Note how many lines in these entries contain "PART", and reply with that number alone.

Stored records
● ● ● ● ●

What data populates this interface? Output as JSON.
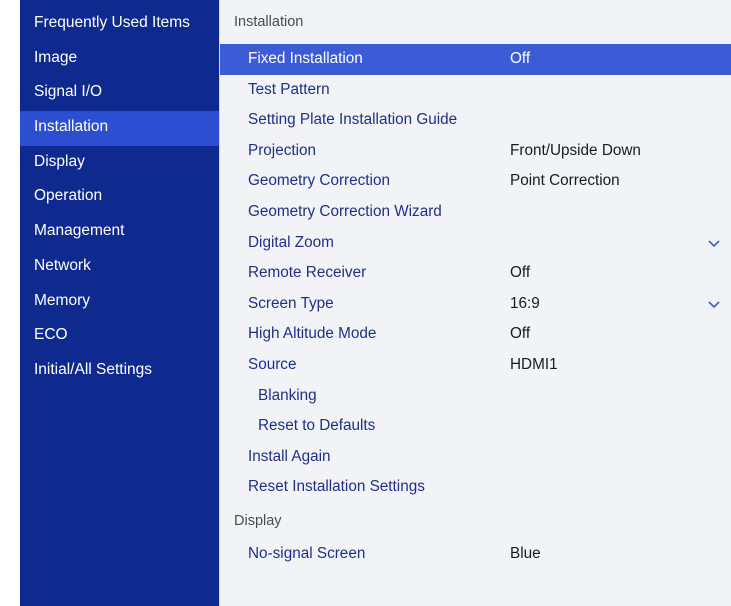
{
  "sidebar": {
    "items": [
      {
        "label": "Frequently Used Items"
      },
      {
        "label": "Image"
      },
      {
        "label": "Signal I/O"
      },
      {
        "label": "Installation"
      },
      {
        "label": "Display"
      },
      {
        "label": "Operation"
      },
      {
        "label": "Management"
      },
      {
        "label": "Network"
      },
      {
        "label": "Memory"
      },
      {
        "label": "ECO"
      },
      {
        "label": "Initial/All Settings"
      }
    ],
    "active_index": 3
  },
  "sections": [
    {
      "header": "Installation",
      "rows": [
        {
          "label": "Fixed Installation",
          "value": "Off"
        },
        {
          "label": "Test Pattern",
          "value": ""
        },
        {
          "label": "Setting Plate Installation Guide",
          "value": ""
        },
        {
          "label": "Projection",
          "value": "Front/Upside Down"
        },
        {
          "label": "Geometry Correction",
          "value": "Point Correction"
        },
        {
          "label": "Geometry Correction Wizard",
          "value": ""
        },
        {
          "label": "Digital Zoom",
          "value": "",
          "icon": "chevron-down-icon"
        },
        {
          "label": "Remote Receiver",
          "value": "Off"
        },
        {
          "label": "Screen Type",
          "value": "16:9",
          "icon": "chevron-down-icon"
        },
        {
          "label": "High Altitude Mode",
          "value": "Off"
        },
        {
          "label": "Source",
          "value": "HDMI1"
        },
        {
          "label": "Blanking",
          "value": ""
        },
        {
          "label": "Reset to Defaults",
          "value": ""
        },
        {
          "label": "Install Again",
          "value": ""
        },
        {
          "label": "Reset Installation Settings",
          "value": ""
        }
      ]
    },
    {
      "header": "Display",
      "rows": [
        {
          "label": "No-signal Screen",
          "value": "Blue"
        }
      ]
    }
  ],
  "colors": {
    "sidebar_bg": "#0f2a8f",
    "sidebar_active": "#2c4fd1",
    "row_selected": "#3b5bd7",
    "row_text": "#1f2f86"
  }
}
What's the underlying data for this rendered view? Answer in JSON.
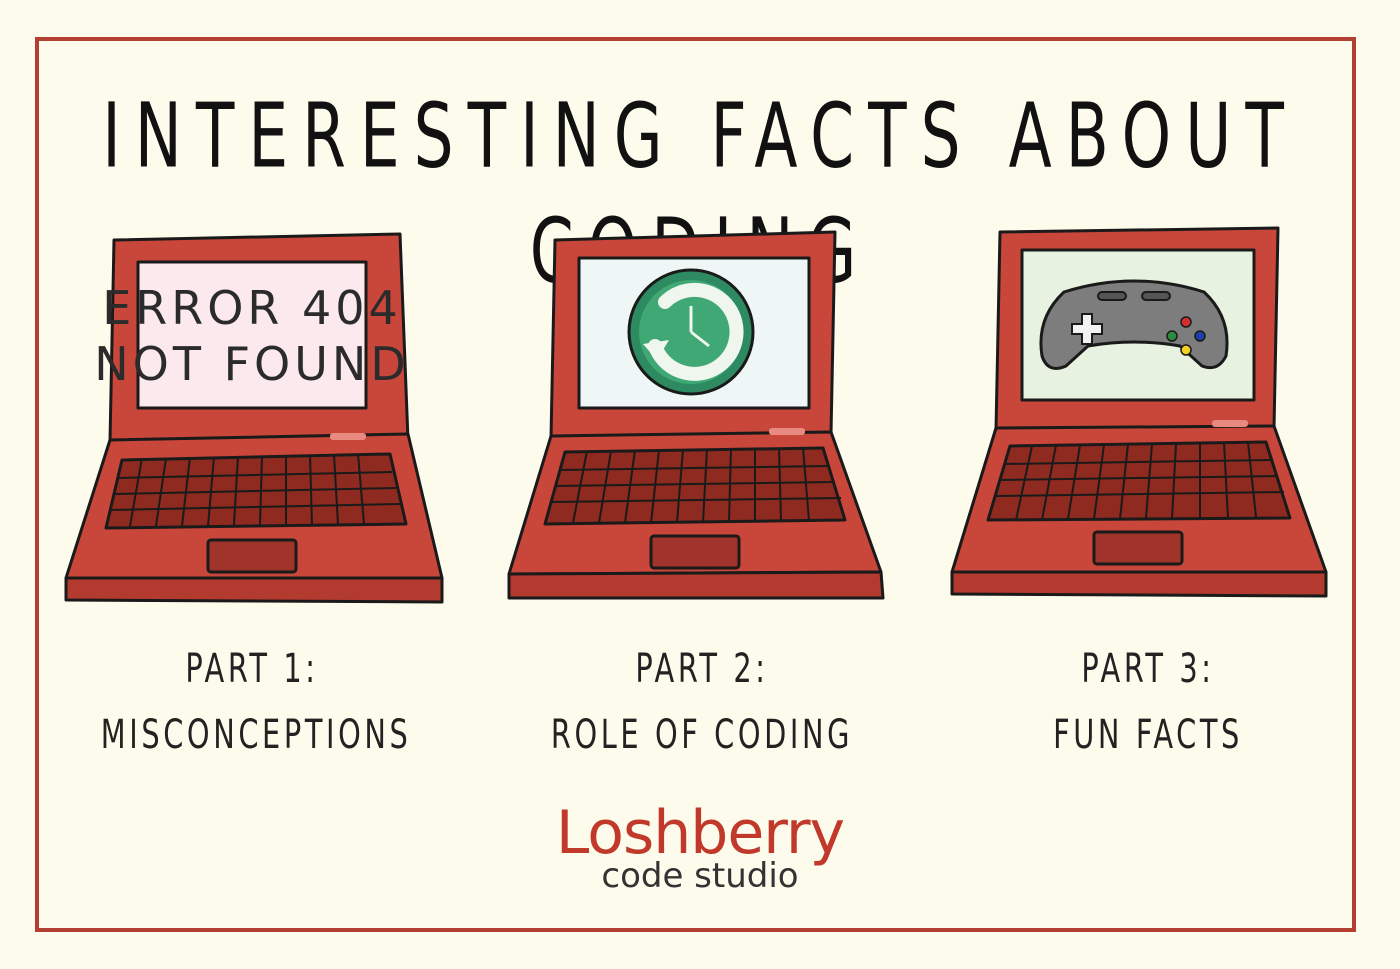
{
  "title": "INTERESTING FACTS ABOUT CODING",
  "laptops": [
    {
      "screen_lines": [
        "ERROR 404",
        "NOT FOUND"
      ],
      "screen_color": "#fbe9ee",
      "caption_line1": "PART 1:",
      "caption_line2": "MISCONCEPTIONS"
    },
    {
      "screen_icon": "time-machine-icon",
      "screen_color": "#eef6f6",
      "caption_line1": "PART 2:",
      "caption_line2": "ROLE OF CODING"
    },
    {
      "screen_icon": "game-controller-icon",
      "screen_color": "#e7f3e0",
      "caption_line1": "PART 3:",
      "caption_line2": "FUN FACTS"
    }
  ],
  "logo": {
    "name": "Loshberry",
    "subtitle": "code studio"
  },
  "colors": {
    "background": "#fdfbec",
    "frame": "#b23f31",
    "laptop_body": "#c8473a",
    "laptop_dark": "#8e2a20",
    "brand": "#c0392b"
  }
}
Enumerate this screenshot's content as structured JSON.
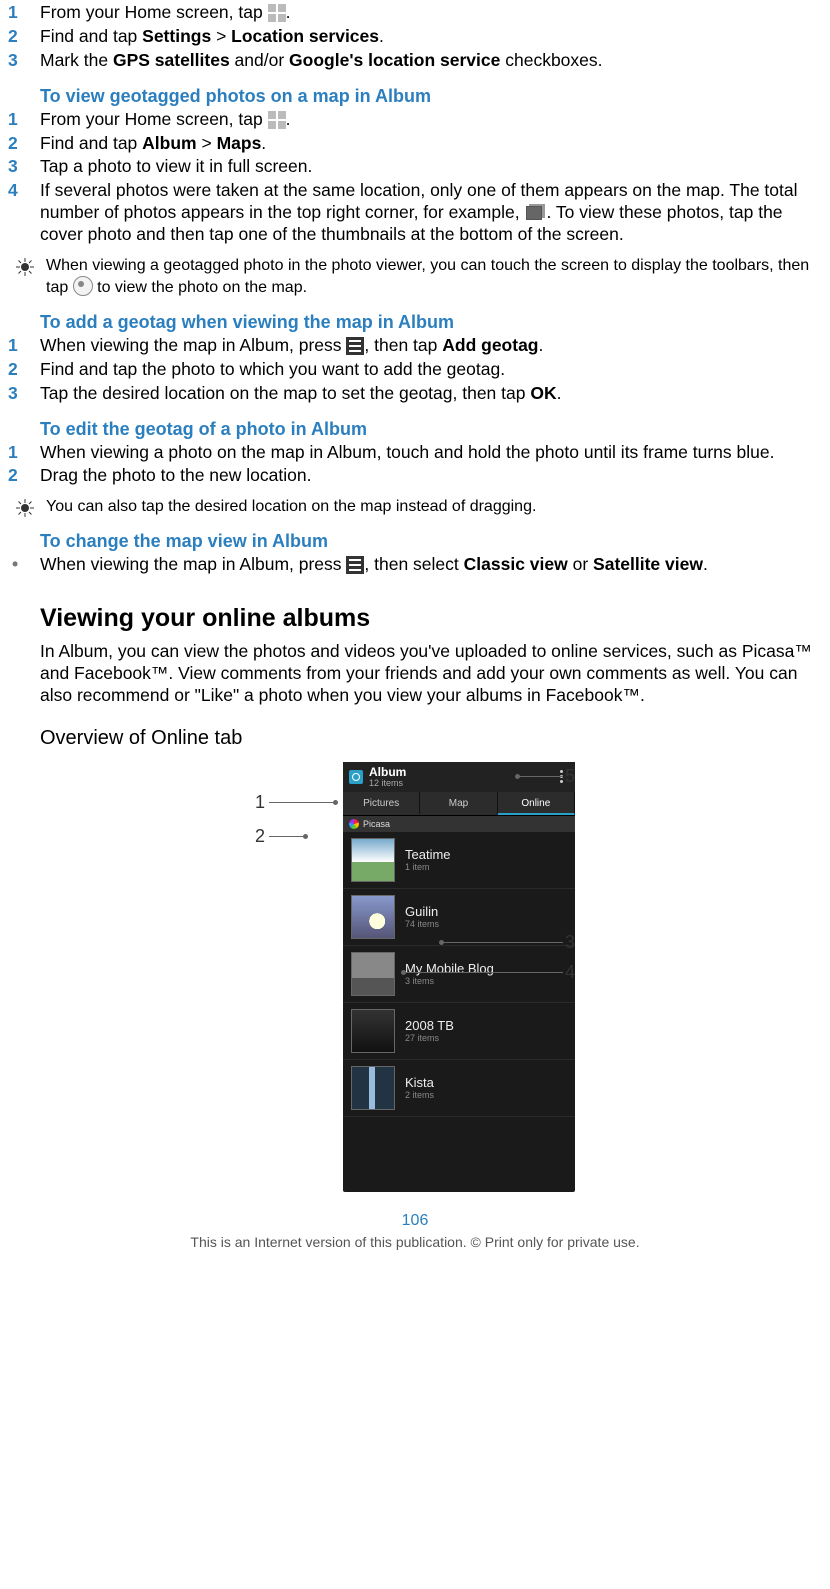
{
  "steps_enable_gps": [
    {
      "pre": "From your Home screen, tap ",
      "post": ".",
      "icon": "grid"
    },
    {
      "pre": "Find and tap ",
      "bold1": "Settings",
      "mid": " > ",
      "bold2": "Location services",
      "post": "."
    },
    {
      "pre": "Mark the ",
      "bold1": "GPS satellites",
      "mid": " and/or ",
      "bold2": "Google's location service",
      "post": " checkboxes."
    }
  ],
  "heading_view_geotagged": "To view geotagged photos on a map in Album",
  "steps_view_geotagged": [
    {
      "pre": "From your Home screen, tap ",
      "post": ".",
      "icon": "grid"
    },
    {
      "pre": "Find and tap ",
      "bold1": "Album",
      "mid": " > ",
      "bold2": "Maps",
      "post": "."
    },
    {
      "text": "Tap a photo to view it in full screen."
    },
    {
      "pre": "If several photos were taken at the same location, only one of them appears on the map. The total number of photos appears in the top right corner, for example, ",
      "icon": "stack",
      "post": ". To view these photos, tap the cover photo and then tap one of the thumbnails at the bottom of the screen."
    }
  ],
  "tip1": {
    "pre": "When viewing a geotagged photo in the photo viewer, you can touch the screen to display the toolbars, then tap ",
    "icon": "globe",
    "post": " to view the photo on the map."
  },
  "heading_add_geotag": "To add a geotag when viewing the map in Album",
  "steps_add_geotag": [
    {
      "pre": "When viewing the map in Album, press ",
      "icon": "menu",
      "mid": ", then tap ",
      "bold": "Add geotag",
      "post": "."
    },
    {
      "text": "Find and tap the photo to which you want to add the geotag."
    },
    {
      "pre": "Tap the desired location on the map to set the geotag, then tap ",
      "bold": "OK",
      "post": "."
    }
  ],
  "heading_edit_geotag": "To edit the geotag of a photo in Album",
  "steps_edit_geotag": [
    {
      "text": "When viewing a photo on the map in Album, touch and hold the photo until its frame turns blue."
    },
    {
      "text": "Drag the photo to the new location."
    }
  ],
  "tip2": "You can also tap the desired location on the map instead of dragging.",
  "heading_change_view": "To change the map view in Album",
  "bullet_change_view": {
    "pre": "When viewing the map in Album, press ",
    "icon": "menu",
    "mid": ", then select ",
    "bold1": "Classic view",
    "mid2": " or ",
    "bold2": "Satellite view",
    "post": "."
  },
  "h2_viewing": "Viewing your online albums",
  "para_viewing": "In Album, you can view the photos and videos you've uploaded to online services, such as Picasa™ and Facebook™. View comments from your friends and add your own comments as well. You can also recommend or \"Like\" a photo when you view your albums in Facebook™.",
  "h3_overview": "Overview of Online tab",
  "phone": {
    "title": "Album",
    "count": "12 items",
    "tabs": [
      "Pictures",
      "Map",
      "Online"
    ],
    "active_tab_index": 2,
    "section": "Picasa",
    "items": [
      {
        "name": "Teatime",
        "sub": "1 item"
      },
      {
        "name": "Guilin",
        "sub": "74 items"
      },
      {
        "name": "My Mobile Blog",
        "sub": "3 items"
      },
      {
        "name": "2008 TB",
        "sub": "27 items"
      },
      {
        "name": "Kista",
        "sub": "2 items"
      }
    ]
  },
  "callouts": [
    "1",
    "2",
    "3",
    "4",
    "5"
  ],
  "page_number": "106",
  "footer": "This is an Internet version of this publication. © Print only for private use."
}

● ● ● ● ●

§ **The answer**
3